■ Your goal ■
Each line of the records that holds the word "MTon" should be copied out.

■ Excerpts from an interface dataset ■
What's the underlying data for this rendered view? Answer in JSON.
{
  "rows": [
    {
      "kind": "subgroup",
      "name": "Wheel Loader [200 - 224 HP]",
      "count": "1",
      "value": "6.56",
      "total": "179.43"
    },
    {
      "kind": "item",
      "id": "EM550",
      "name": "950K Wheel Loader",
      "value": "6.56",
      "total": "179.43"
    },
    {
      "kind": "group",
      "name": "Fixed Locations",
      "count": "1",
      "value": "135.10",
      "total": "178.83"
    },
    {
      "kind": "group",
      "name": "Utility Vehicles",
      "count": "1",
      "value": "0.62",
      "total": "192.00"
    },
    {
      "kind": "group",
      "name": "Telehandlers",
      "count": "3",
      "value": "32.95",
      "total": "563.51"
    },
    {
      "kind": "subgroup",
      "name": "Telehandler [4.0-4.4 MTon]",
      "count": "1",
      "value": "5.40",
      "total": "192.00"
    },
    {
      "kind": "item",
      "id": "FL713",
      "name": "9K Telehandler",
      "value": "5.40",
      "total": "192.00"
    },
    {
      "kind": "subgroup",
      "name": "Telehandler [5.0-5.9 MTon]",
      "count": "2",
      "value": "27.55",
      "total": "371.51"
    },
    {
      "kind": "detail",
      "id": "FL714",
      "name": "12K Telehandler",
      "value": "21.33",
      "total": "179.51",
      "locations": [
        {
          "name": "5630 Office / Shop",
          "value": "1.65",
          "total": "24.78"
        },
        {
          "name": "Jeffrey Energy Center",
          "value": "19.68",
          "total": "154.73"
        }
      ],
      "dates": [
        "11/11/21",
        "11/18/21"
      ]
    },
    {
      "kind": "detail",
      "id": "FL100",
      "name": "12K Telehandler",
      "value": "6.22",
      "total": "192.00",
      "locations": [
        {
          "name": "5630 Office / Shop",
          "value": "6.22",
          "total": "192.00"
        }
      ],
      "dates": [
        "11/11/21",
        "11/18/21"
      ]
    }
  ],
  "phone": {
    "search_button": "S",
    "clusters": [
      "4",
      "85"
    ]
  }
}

■ Answer area ■
      "name": "Telehandler [4.0-4.4 MTon]",
      "name": "Telehandler [5.0-5.9 MTon]",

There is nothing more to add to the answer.